10 AUGUST 1907, Page 25

Vancouver's Discovery of Puget Sound. By Edmond S. Meany. (Macmillan

and Co. 10s. 6d. net.)—The mcst valuable features of Professor Meany's book are the historical notes on the men whose names Captain Vancouver perpetuated on the coast of Vancouver Island and the shores of time British Columbian main- land. We must confess to regarding even these exceedingly valuable biographical sketches as possessing but a secondary interest. The chief figure is Vancouver; the true value of his work lies in the geographical discovery and the accuracy of his hasty explorations. We wish more attention could have been paid to the exploration and the alteration and addition of names during the last century. An excellent introduction and a chapter on " Historic Nootka Sound" prepare the ground for the extracts from the explorer's journal covering the circumnavigation of the island; and the lives of Van- couver and Bodega .y Quadra present us with all that is known of the two men who worked together in such a friendly spirit. Professor Meany has a partiality for interesting sidelights, and his note on New Dungeness contains a concise account of the Trinity House Corporation, an illustration of the old Dungeness lighthouse, and a chart of the Dungeness coast and a new shoal published in 1794, contemporaneous, therefore, with tho naming of the Dungeness in the Far West. The value of the biographical notes is enhanced by the portraits, the author having spared no pains in his efforts to sift evidence and to obtain facts as to the lives of those who sailed under Vancouver, or received his "geographical" civilities. We might remind Professor Meany that some of the men honoured by Vancouver had other claims to fame besides simply affording designations to the channels and headlands of the North-West, as he seems to imply.
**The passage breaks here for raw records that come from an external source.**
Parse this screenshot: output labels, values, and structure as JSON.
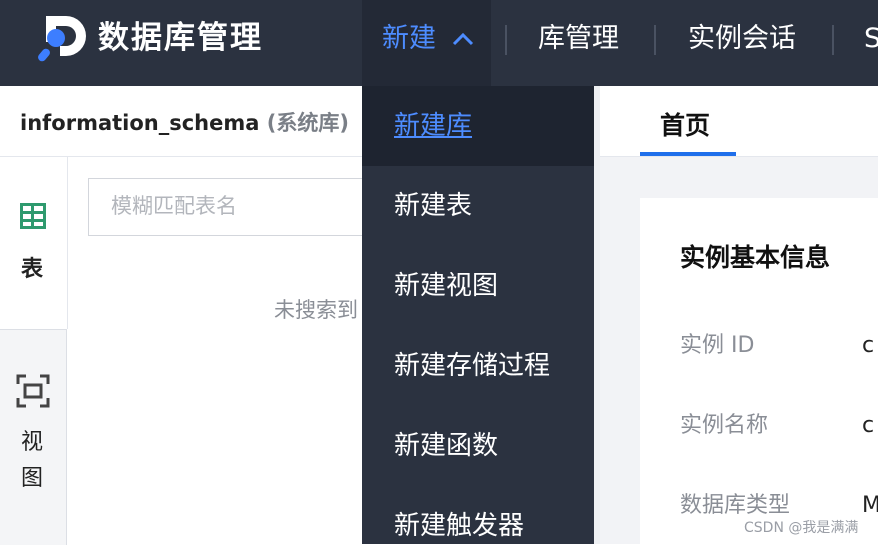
{
  "app": {
    "title": "数据库管理"
  },
  "nav": {
    "new_label": "新建",
    "items": [
      "库管理",
      "实例会话",
      "S"
    ]
  },
  "dropdown": {
    "items": [
      "新建库",
      "新建表",
      "新建视图",
      "新建存储过程",
      "新建函数",
      "新建触发器"
    ],
    "active_index": 0
  },
  "database": {
    "name": "information_schema",
    "tag": "(系统库)"
  },
  "side_tabs": {
    "table_label": "表",
    "view_label_1": "视",
    "view_label_2": "图"
  },
  "search": {
    "placeholder": "模糊匹配表名",
    "empty_text": "未搜索到"
  },
  "main": {
    "tab_home": "首页"
  },
  "card": {
    "title": "实例基本信息",
    "rows": [
      {
        "label": "实例 ID",
        "value": "c"
      },
      {
        "label": "实例名称",
        "value": "c"
      },
      {
        "label": "数据库类型",
        "value": "M"
      }
    ]
  },
  "watermark": "CSDN @我是满满",
  "colors": {
    "topbar": "#2b3240",
    "accent": "#4d8cff",
    "tab_underline": "#1f6feb",
    "table_icon": "#2e9a6e"
  }
}
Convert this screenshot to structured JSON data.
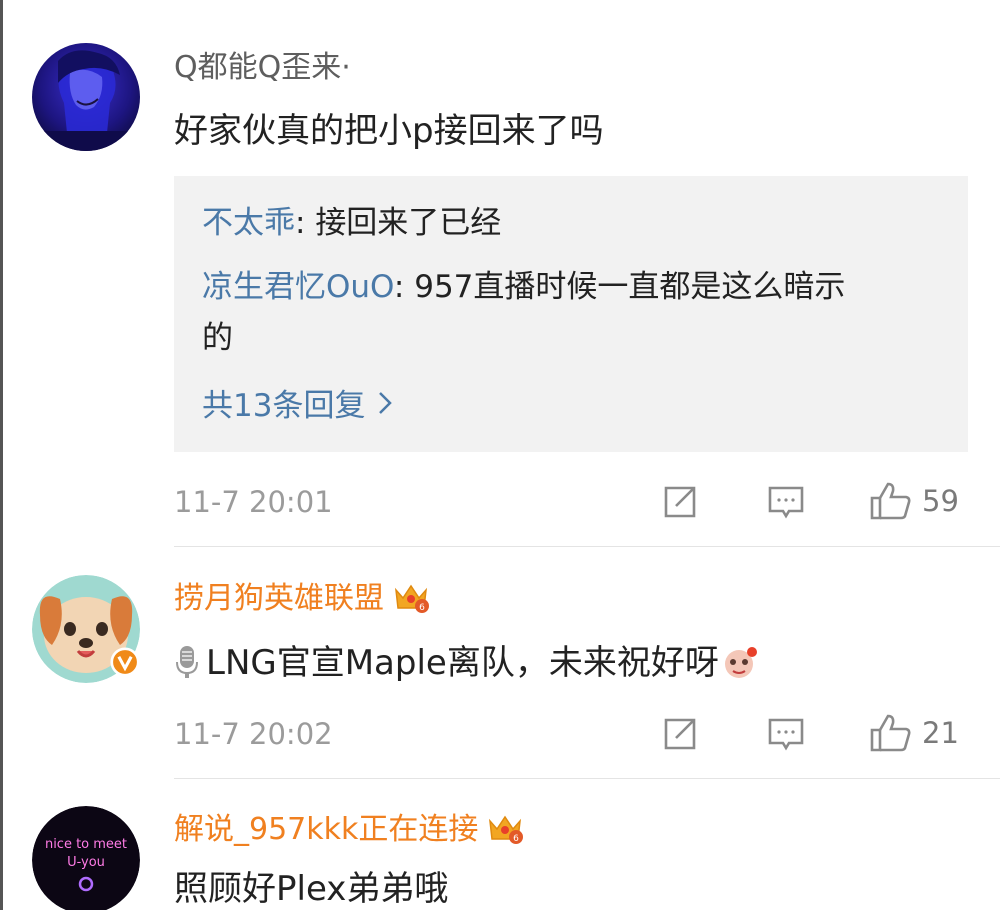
{
  "comments": [
    {
      "username": "Q都能Q歪来·",
      "content": "好家伙真的把小p接回来了吗",
      "replies": [
        {
          "user": "不太乖",
          "sep": ": ",
          "text": "接回来了已经"
        },
        {
          "user": "凉生君忆OuO",
          "sep": ": ",
          "text_line1": "957直播时候一直都是这么暗示",
          "text_line2": "的"
        }
      ],
      "more_replies": "共13条回复",
      "time": "11-7 20:01",
      "likes": "59"
    },
    {
      "username": "捞月狗英雄联盟",
      "content": "LNG官宣Maple离队，未来祝好呀",
      "time": "11-7 20:02",
      "likes": "21"
    },
    {
      "username": "解说_957kkk正在连接",
      "content": "照顾好Plex弟弟哦"
    }
  ],
  "avatar3_text": [
    "nice to meet",
    "U-you"
  ],
  "colors": {
    "vip_name": "#f08020",
    "link": "#4a79a8",
    "meta": "#9b9b9b",
    "reply_bg": "#f2f2f2"
  },
  "icons": [
    "repost-icon",
    "comment-icon",
    "like-icon",
    "vip-crown-icon",
    "verified-badge-icon",
    "mic-icon",
    "emoji-icon",
    "chevron-right-icon"
  ]
}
As the question of Vancouver's discipline and alleged harshness was raised by Sir Joseph Banks, some extracts from the log of the `Discovery' are quoted. We have before us the contemporary log of a King's ship on the Indian station, and we note that the sentences of the explorer are more severe,—two dozen lashes instead of a dozen for disobedience, drunkenness, neglect of duty, &c. Theft seems to have been somewhat prevalent too. There can be no comparison between the respective climates of Trin- comalee and Madras and that of Discovery Passage. This must not be forgotten in comparing the discipline. It is quite possible that the navigator even in that land of plenty did not make his crew as comfortable as he might have done. This volume is of definite historical importance in the literature of geographical biography, and a handsome tribute to the memory of a great Englishman.